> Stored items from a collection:
Content starts

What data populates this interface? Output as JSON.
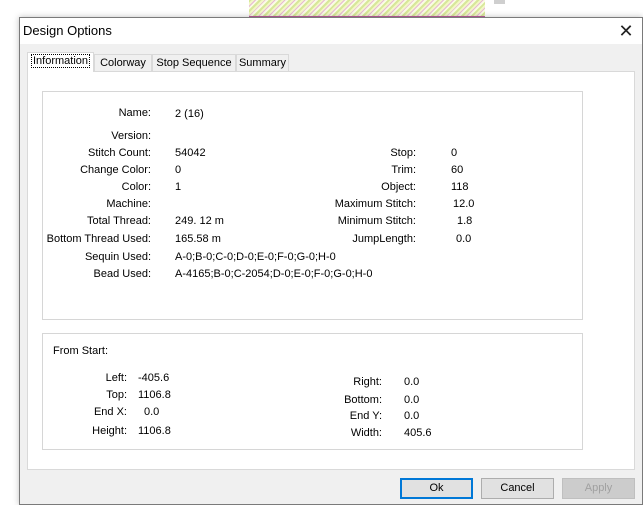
{
  "window": {
    "title": "Design Options",
    "close_glyph": "✕"
  },
  "tabs": [
    {
      "label": "Information",
      "active": true
    },
    {
      "label": "Colorway",
      "active": false
    },
    {
      "label": "Stop Sequence",
      "active": false
    },
    {
      "label": "Summary",
      "active": false
    }
  ],
  "info": {
    "name_label": "Name:",
    "name": "2 (16)",
    "version_label": "Version:",
    "version": "",
    "stitch_count_label": "Stitch Count:",
    "stitch_count": "54042",
    "change_color_label": "Change Color:",
    "change_color": "0",
    "color_label": "Color:",
    "color": "1",
    "machine_label": "Machine:",
    "machine": "",
    "total_thread_label": "Total Thread:",
    "total_thread": "249. 12 m",
    "bottom_thread_label": "Bottom Thread Used:",
    "bottom_thread": "165.58 m",
    "sequin_label": "Sequin Used:",
    "sequin": "A-0;B-0;C-0;D-0;E-0;F-0;G-0;H-0",
    "bead_label": "Bead Used:",
    "bead": "A-4165;B-0;C-2054;D-0;E-0;F-0;G-0;H-0",
    "stop_label": "Stop:",
    "stop": "0",
    "trim_label": "Trim:",
    "trim": "60",
    "object_label": "Object:",
    "object": "118",
    "max_stitch_label": "Maximum Stitch:",
    "max_stitch": "12.0",
    "min_stitch_label": "Minimum Stitch:",
    "min_stitch": "1.8",
    "jump_length_label": "JumpLength:",
    "jump_length": "0.0"
  },
  "from_start": {
    "heading": "From Start:",
    "left_label": "Left:",
    "left": "-405.6",
    "top_label": "Top:",
    "top": "1106.8",
    "endx_label": "End X:",
    "endx": "0.0",
    "height_label": "Height:",
    "height": "1106.8",
    "right_label": "Right:",
    "right": "0.0",
    "bottom_label": "Bottom:",
    "bottom": "0.0",
    "endy_label": "End Y:",
    "endy": "0.0",
    "width_label": "Width:",
    "width": "405.6"
  },
  "buttons": {
    "ok": "Ok",
    "cancel": "Cancel",
    "apply": "Apply"
  }
}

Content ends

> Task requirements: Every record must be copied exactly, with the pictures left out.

> Answer below:
What data populates this interface? Output as JSON.
{
  "window": {
    "title": "Design Options",
    "close_glyph": "✕"
  },
  "tabs": [
    {
      "label": "Information",
      "active": true
    },
    {
      "label": "Colorway",
      "active": false
    },
    {
      "label": "Stop Sequence",
      "active": false
    },
    {
      "label": "Summary",
      "active": false
    }
  ],
  "info": {
    "name_label": "Name:",
    "name": "2 (16)",
    "version_label": "Version:",
    "version": "",
    "stitch_count_label": "Stitch Count:",
    "stitch_count": "54042",
    "change_color_label": "Change Color:",
    "change_color": "0",
    "color_label": "Color:",
    "color": "1",
    "machine_label": "Machine:",
    "machine": "",
    "total_thread_label": "Total Thread:",
    "total_thread": "249. 12 m",
    "bottom_thread_label": "Bottom Thread Used:",
    "bottom_thread": "165.58 m",
    "sequin_label": "Sequin Used:",
    "sequin": "A-0;B-0;C-0;D-0;E-0;F-0;G-0;H-0",
    "bead_label": "Bead Used:",
    "bead": "A-4165;B-0;C-2054;D-0;E-0;F-0;G-0;H-0",
    "stop_label": "Stop:",
    "stop": "0",
    "trim_label": "Trim:",
    "trim": "60",
    "object_label": "Object:",
    "object": "118",
    "max_stitch_label": "Maximum Stitch:",
    "max_stitch": "12.0",
    "min_stitch_label": "Minimum Stitch:",
    "min_stitch": "1.8",
    "jump_length_label": "JumpLength:",
    "jump_length": "0.0"
  },
  "from_start": {
    "heading": "From Start:",
    "left_label": "Left:",
    "left": "-405.6",
    "top_label": "Top:",
    "top": "1106.8",
    "endx_label": "End X:",
    "endx": "0.0",
    "height_label": "Height:",
    "height": "1106.8",
    "right_label": "Right:",
    "right": "0.0",
    "bottom_label": "Bottom:",
    "bottom": "0.0",
    "endy_label": "End Y:",
    "endy": "0.0",
    "width_label": "Width:",
    "width": "405.6"
  },
  "buttons": {
    "ok": "Ok",
    "cancel": "Cancel",
    "apply": "Apply"
  }
}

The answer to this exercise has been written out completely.